Ben Crane wins St. Jude Classic for fifth PGA Tour title
Ben Crane estimates he slept less than three hours in a night spent praying and thanking God that his game finally has come back around.
Then he played 30 holes Sunday in winning the St. Jude Classic for his first PGA Tour title since 2011, setting off a celebration that included hugging his caddie and high-fiving a reporter. Crane also choked back some tears as he looked at text messages filling his phone.
"Oh my gosh, it just keeps going," Crane said, looking at his phone. "How many can a phone hold? This is so much fun"
Crane closed with a 3-over-par 73 for a one-stroke victory, going wire to wire for his fifth career victory. Rain delays forced him into the marathon session Sunday at TPC Southwind, finishing 12 holes in the morning in a third-round 69 to take a three-shot lead into the final round.
He two-putted for bogey on the final hole to finish at 10-under 270, days after failing to qualify for the U.S. Open. That marked a low point for the 38-year-old player who spent the past six months reworking his swing to protect his back wondering if his career was over. He spent time with a coach picturing the right way to hit shots.
Everything clicked Thursday with an opening 63.
"I did not expect the hole to open up like that and just start making putts from everywhere," Crane said. "Just hit a lot of quality shots and obviously built a nice lead to start out with."
Troy Merritt was second after a 71. Webb Simpson (65), Matt Every (70) and Carl Pettersson (69) were 8 under, and Ian Poulter had a 64 to tie for sixth at 7 under.
Merritt credited the best finish of his career to an improved short game.
"Ben played great," Merritt said. "Hats off to him. Well deserved. He’s been struggling for a little while. Very happy for Ben."
Phil Mickelson, among those tuning up for the U.S. Open at Pinehurst, left winless in his 20th event since the British Open. He tied for 11th at 6 under after a 72.
Consecutive birdies on Nos. 11 and 12 put Mickelson at 8 under. But he bogeyed the next two, including the par-3 14th where he hit a 7-iron into the water in front of the green. He still finished much better than his tie for 49th at Memorial last week after an early visit from FBI agents and lingering questions about an insider-trading investigation.
"The way I drove the ball last two rounds I had an opportunity to shoot really low," Mickelson said. "My iron play was poor, and my putting was pathetic. I’ll have to make some changes and to get ready for next week. But the game is not far off because I’m driving the ball very well and putting it in play."
Wind, thunderstorms, lightning and fog have delayed play each of the first three days. With more storms forecast, players started the final round almost immediately after concluding the third. They finished without single delay Sunday as the sun even came out as this tournament finished its 57th year without being shortened because of weather.
Crane had three bogeys in the final round, one more than he had through 54 holes.
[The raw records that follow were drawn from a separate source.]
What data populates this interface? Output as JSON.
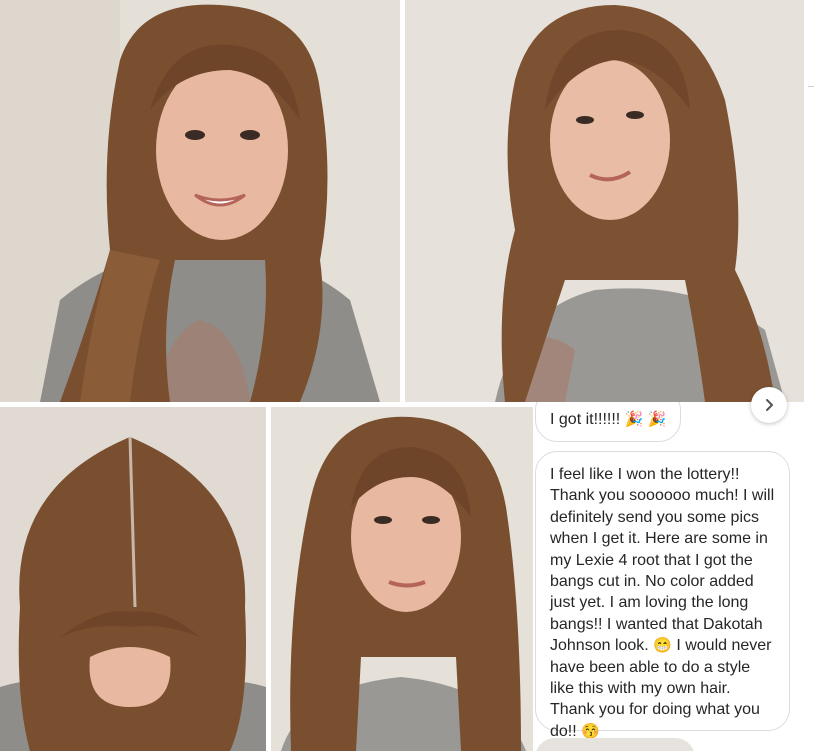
{
  "chat": {
    "message_short": "I got it!!!!!!",
    "message_short_emoji": "🎉 🎉",
    "message_long_1": "I feel like I won the lottery!! Thank you soooooo much! I will definitely send you some pics when I get it. Here are some in my Lexie 4 root that I got the bangs cut in. No color added just yet. I am loving the long bangs!! I wanted that Dakotah Johnson look.",
    "emoji_grin": "😁",
    "message_long_2": "I would never have been able to do a style like this with my own hair. Thank you for doing what you do!!",
    "emoji_kiss": "😚"
  },
  "icons": {
    "next": "chevron-right-icon"
  },
  "colors": {
    "hair": "#7a4f2f",
    "wall": "#e3ddd4",
    "shirt": "#9a9894"
  }
}
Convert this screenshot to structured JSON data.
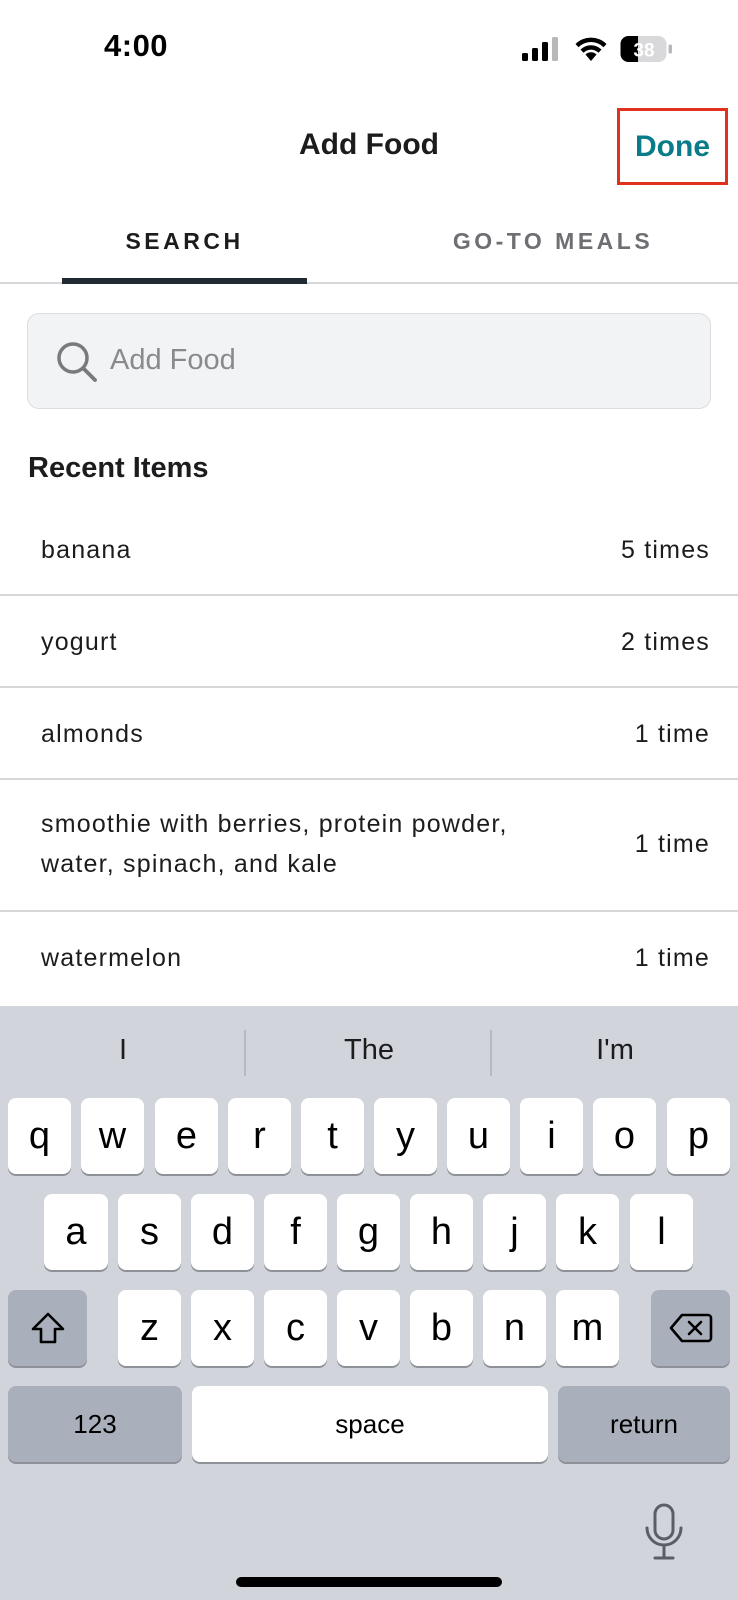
{
  "status_bar": {
    "time": "4:00",
    "battery_level": "38",
    "icons": [
      "signal-icon",
      "wifi-icon",
      "battery-icon"
    ]
  },
  "header": {
    "title": "Add Food",
    "done_label": "Done",
    "done_color": "#0a7c89",
    "highlight_color": "#e0301e"
  },
  "tabs": [
    {
      "label": "SEARCH",
      "active": true
    },
    {
      "label": "GO-TO MEALS",
      "active": false
    }
  ],
  "search": {
    "placeholder": "Add Food",
    "value": "",
    "icon": "search-icon"
  },
  "recent": {
    "title": "Recent Items",
    "items": [
      {
        "name": "banana",
        "count": "5 times"
      },
      {
        "name": "yogurt",
        "count": "2 times"
      },
      {
        "name": "almonds",
        "count": "1 time"
      },
      {
        "name": "smoothie with berries, protein powder, water, spinach, and kale",
        "count": "1 time"
      },
      {
        "name": "watermelon",
        "count": "1 time"
      }
    ]
  },
  "keyboard": {
    "suggestions": [
      "I",
      "The",
      "I'm"
    ],
    "row1": [
      "q",
      "w",
      "e",
      "r",
      "t",
      "y",
      "u",
      "i",
      "o",
      "p"
    ],
    "row2": [
      "a",
      "s",
      "d",
      "f",
      "g",
      "h",
      "j",
      "k",
      "l"
    ],
    "row3": [
      "z",
      "x",
      "c",
      "v",
      "b",
      "n",
      "m"
    ],
    "numbers_label": "123",
    "space_label": "space",
    "return_label": "return",
    "icons": [
      "shift-icon",
      "delete-icon",
      "microphone-icon"
    ]
  }
}
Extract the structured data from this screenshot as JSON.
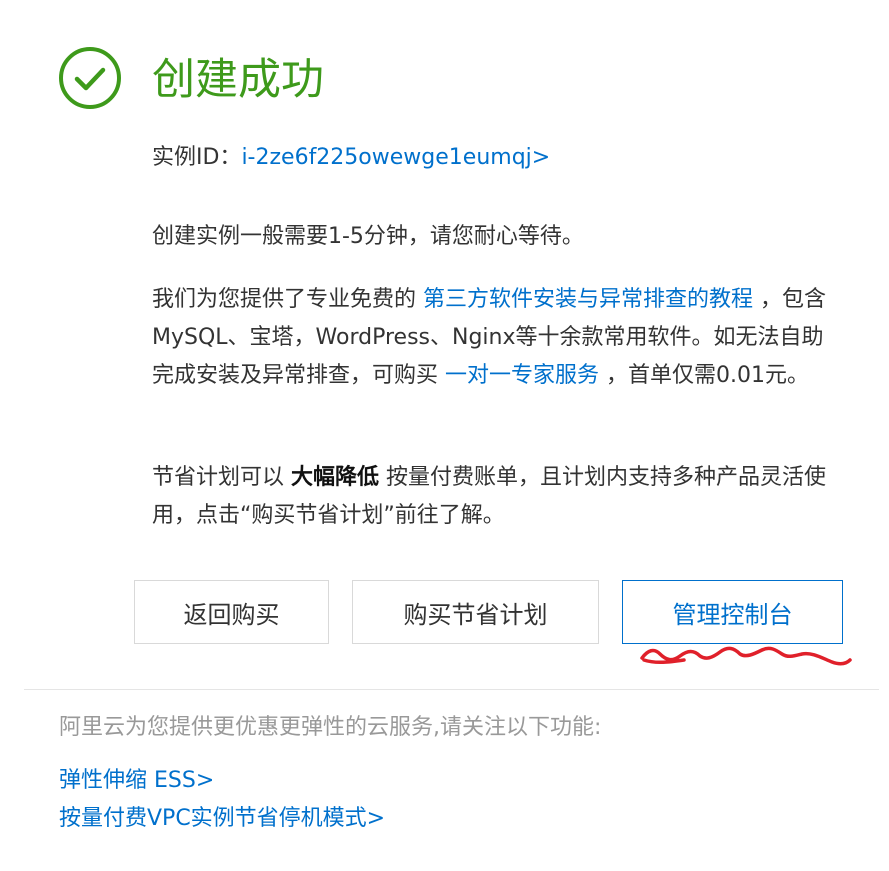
{
  "header": {
    "icon": "check-circle-icon",
    "title": "创建成功",
    "accent_color": "#3e9a1b"
  },
  "instance": {
    "label": "实例ID：",
    "id_link": "i-2ze6f225owewge1eumqj>"
  },
  "info": {
    "wait_text": "创建实例一般需要1-5分钟，请您耐心等待。",
    "tutorial_prefix": "我们为您提供了专业免费的 ",
    "tutorial_link": "第三方软件安装与异常排查的教程",
    "tutorial_middle": " ，包含MySQL、宝塔，WordPress、Nginx等十余款常用软件。如无法自助完成安装及异常排查，可购买 ",
    "expert_link": "一对一专家服务",
    "tutorial_suffix": " ，首单仅需0.01元。",
    "plan_prefix": "节省计划可以 ",
    "plan_bold": "大幅降低",
    "plan_suffix": " 按量付费账单，且计划内支持多种产品灵活使用，点击“购买节省计划”前往了解。"
  },
  "buttons": {
    "back": "返回购买",
    "buy_plan": "购买节省计划",
    "console": "管理控制台"
  },
  "annotation": {
    "color": "#e0202a"
  },
  "footer": {
    "note": "阿里云为您提供更优惠更弹性的云服务,请关注以下功能:",
    "links": [
      "弹性伸缩 ESS>",
      "按量付费VPC实例节省停机模式>"
    ]
  },
  "link_color": "#0070cc"
}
He became the first winner on tour without a birdie in his final round since Justin Leonard did it at Southwind in 2005.
He cruised along before two-putting for bogey on No. 6, dropping his lead to two strokes over Brian Harman and Merritt. Crane bogeyed No. 9 after hitting his tee shot into the rough. He couldn’t clear the rough with his next shot, and his third bounced to the rough behind the green.
Crane said he only glanced at the leaderboard a couple times.
"I just knew I was leading, and I knew Phil Mickelson was out there so," Crane said. "And Phil’s a good friend, and he kind of gave me that, `I’m coming after you.’"
Merritt was the closest, within a stroke for six holes before putting his tee shot on the par-4 15th into the rough. He couldn’t roll the ball in from 15 feet to save par.
Crane strung together eight straight pars before going to the par-4 No. 18 with a two-stroke lead needing to avoid the water down the left side of the fairway. He did, though he did find the greenside bunker. Crane two-putted from 12 feet for the win. He earned $1,044,000.
DIVOTS: Crane is the eighth player in this event’s history to win after having at least a share of the lead after every round. Lee Westwood was the last in 2010. . . . Crane also won the 2010 CIMB Classic before it became an official tour event.